In The Words, in theaters Sept. 7, Bradley Cooper plays a famous writer embroiled in a plagiarism scandal. He gives The Daily Beast his favorite books, from Huckleberry Finn’ to Lolita to Ayn Rand’s The Fountainhead.
I’ve always wanted to be a curator! I used to go to museums when I was a kid. OK, without further ado:
Adventures of Huckleberry Finn
by Mark Twain
What can I say? I remember reading it in school, and it was one of the first books that made me realize I loved reading. There’s something about traveling down the river—the flow—and how he made me see and smell the environment. It really transported me to a different time.
by Vladimir Nabokov

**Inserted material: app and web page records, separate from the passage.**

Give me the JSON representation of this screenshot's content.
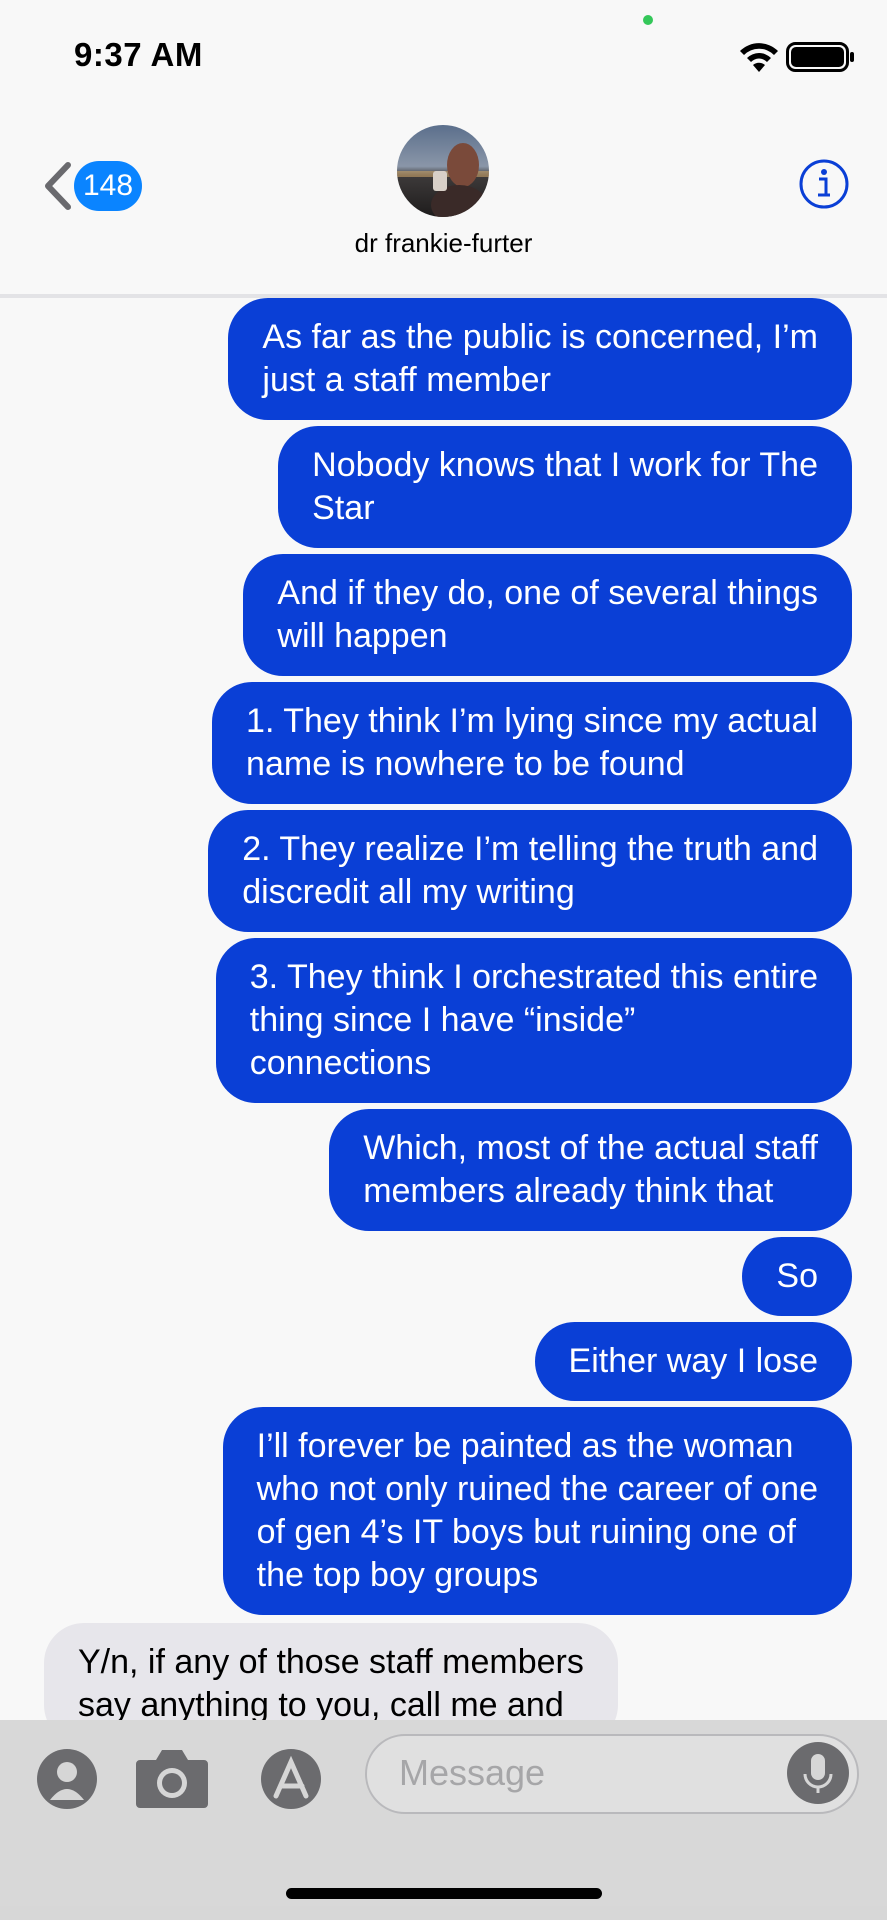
{
  "status_bar": {
    "time": "9:37 AM",
    "privacy_dot_color": "#34c759"
  },
  "header": {
    "back_badge_count": "148",
    "contact_name": "dr frankie-furter",
    "info_icon": "info-circle-icon",
    "accent_color": "#0a84ff"
  },
  "messages": [
    {
      "direction": "sent",
      "text": "As far as the public is concerned, I’m\njust a staff member"
    },
    {
      "direction": "sent",
      "text": "Nobody knows that I work for The\nStar"
    },
    {
      "direction": "sent",
      "text": "And if they do, one of several things\nwill happen"
    },
    {
      "direction": "sent",
      "text": "1. They think I’m lying since my actual\nname is nowhere to be found"
    },
    {
      "direction": "sent",
      "text": "2. They realize I’m telling the truth and\ndiscredit all my writing"
    },
    {
      "direction": "sent",
      "text": "3. They think I orchestrated this entire\nthing since I have “inside”\nconnections"
    },
    {
      "direction": "sent",
      "text": "Which, most of the actual staff\nmembers already think that"
    },
    {
      "direction": "sent",
      "text": "So"
    },
    {
      "direction": "sent",
      "text": "Either way I lose"
    },
    {
      "direction": "sent",
      "text": "I’ll forever be painted as the woman\nwho not only ruined the career of one\nof gen 4’s IT boys but ruining one of\nthe top boy groups"
    },
    {
      "direction": "received",
      "text": "Y/n, if any of those staff members\nsay anything to you, call me and"
    }
  ],
  "input_bar": {
    "placeholder": "Message",
    "icons": [
      "memoji-icon",
      "camera-icon",
      "app-store-icon",
      "microphone-icon"
    ]
  },
  "colors": {
    "sent_bubble": "#0a3fd6",
    "received_bubble": "#e7e6eb"
  }
}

Nabokov’s writing is brilliant, especially considering that English was his third language.
Geek Love: A Novel
by Katherine Dunn
There’s a fantastical nature to this family, yet you can really relate to all the richly drawn characters.
by Richard Yates
I’ve never seen suburbia portrayed in such a way that was so riveting. He really captured it.
by Cormac McCarthy
You can pick any book by Cormac McCarthy, really, but all the characters—the judge, in particular—are just incredible.
The Unbearable Lightness of Being
by Milan Kundera
The idea of playing with the structure of a traditional novel, and the characters he creates, and the author’s voice in them, was really eye-opening.
The Way to Rainy Mountain
by N. Scott Momaday
N. Scott Momaday is a poet, and there’s a musicality to the poetry that’s great.
The Lone Ranger and Tonto Fistfight in Heaven
by Sherman Alexie
An amazing series of short stories that really allowed you to relate to these Native American characters.
The Giving Tree
by Shel Silverstein
Just the sadness; the utter sadness of their simplistic relationship really struck me as a young kid.
by Ayn Rand
The characters were insane. Howard Roark, man.